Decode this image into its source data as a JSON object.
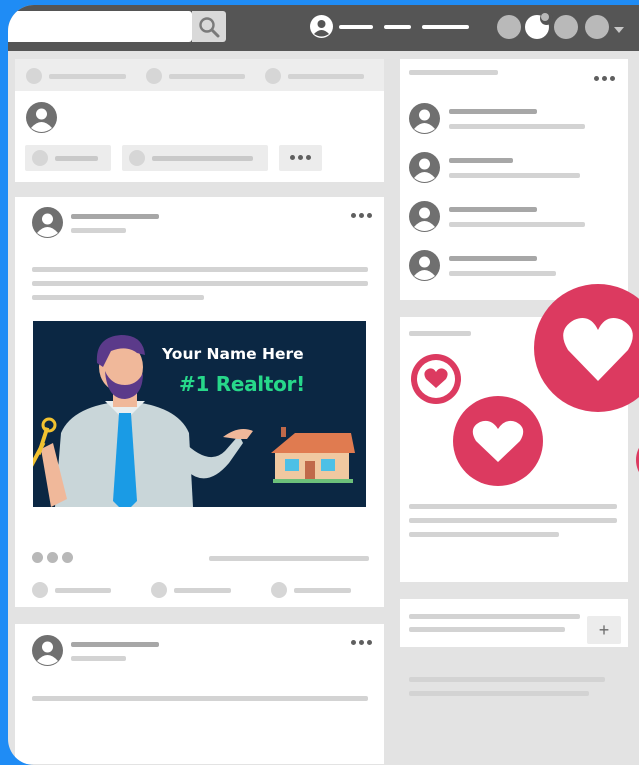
{
  "banner": {
    "name_text": "Your Name Here",
    "title_text": "#1 Realtor!"
  },
  "icons": {
    "search": "search-icon",
    "user": "user-icon",
    "more": "more-dots-icon",
    "heart": "heart-icon",
    "plus": "+",
    "house": "house-icon",
    "keys": "keys-icon"
  },
  "colors": {
    "frame_border": "#1f8cf5",
    "topbar": "#555555",
    "heart_red": "#dc3a60",
    "banner_bg": "#0b2743",
    "banner_accent": "#27d88a"
  }
}
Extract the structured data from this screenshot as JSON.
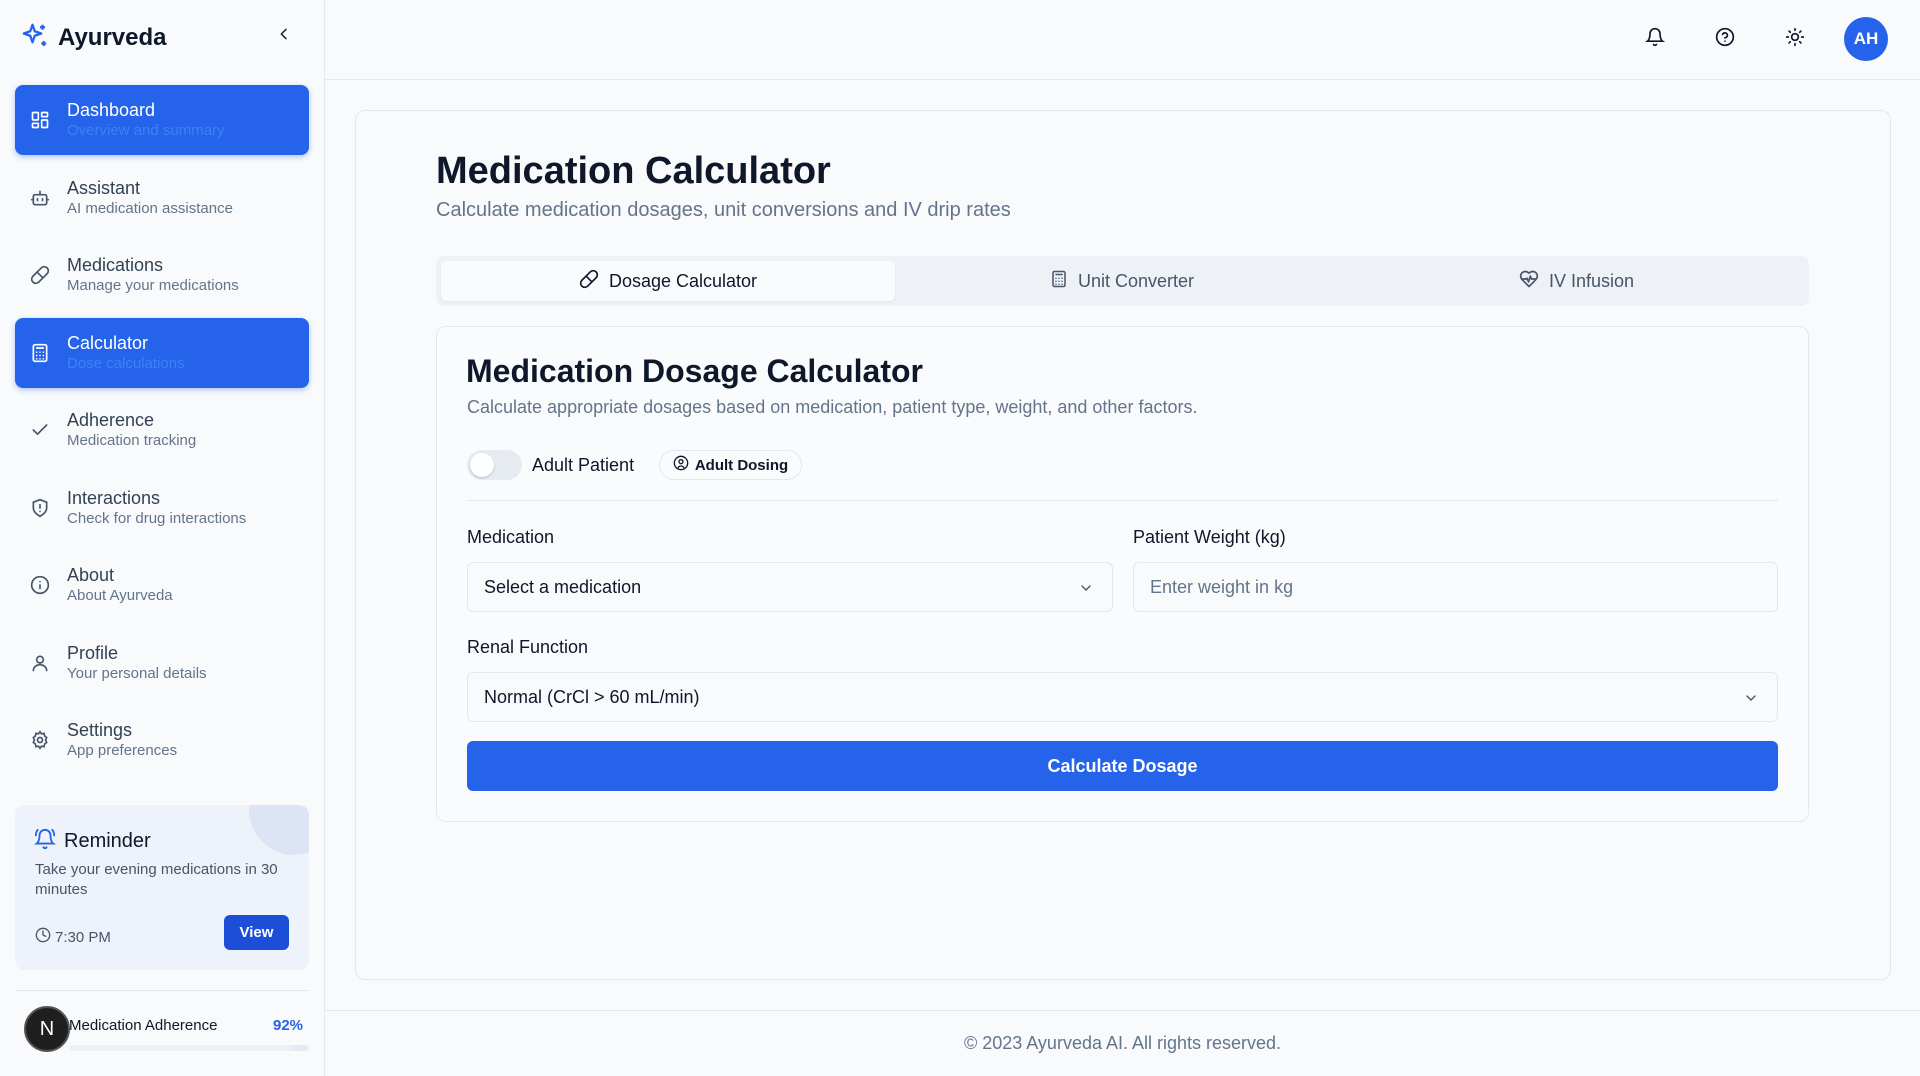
{
  "app": {
    "name": "Ayurveda"
  },
  "sidebar": {
    "items": [
      {
        "label": "Dashboard",
        "sub": "Overview and summary"
      },
      {
        "label": "Assistant",
        "sub": "AI medication assistance"
      },
      {
        "label": "Medications",
        "sub": "Manage your medications"
      },
      {
        "label": "Calculator",
        "sub": "Dose calculations"
      },
      {
        "label": "Adherence",
        "sub": "Medication tracking"
      },
      {
        "label": "Interactions",
        "sub": "Check for drug interactions"
      },
      {
        "label": "About",
        "sub": "About Ayurveda"
      },
      {
        "label": "Profile",
        "sub": "Your personal details"
      },
      {
        "label": "Settings",
        "sub": "App preferences"
      }
    ],
    "reminder": {
      "title": "Reminder",
      "text": "Take your evening medications in 30 minutes",
      "time": "7:30 PM",
      "button": "View"
    },
    "adherence": {
      "label": "Medication Adherence",
      "value": "92%",
      "percent": 92
    },
    "badge": "N"
  },
  "topbar": {
    "avatar": "AH"
  },
  "page": {
    "title": "Medication Calculator",
    "subtitle": "Calculate medication dosages, unit conversions and IV drip rates",
    "tabs": [
      {
        "label": "Dosage Calculator",
        "icon": "pill-icon",
        "active": true
      },
      {
        "label": "Unit Converter",
        "icon": "calculator-icon",
        "active": false
      },
      {
        "label": "IV Infusion",
        "icon": "heart-pulse-icon",
        "active": false
      }
    ]
  },
  "card": {
    "title": "Medication Dosage Calculator",
    "subtitle": "Calculate appropriate dosages based on medication, patient type, weight, and other factors.",
    "toggle_label": "Adult Patient",
    "chip": "Adult Dosing",
    "medication_label": "Medication",
    "medication_value": "Select a medication",
    "weight_label": "Patient Weight (kg)",
    "weight_placeholder": "Enter weight in kg",
    "renal_label": "Renal Function",
    "renal_value": "Normal (CrCl > 60 mL/min)",
    "button": "Calculate Dosage"
  },
  "footer": "© 2023 Ayurveda AI. All rights reserved.",
  "colors": {
    "accent": "#2563eb",
    "text": "#0f172a",
    "muted": "#64748b"
  }
}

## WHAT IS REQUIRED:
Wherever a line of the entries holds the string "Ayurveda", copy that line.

## PROBLEM SOLUTION:
    "name": "Ayurveda"
        "sub": "About Ayurveda"
  "footer": "© 2023 Ayurveda AI. All rights reserved.",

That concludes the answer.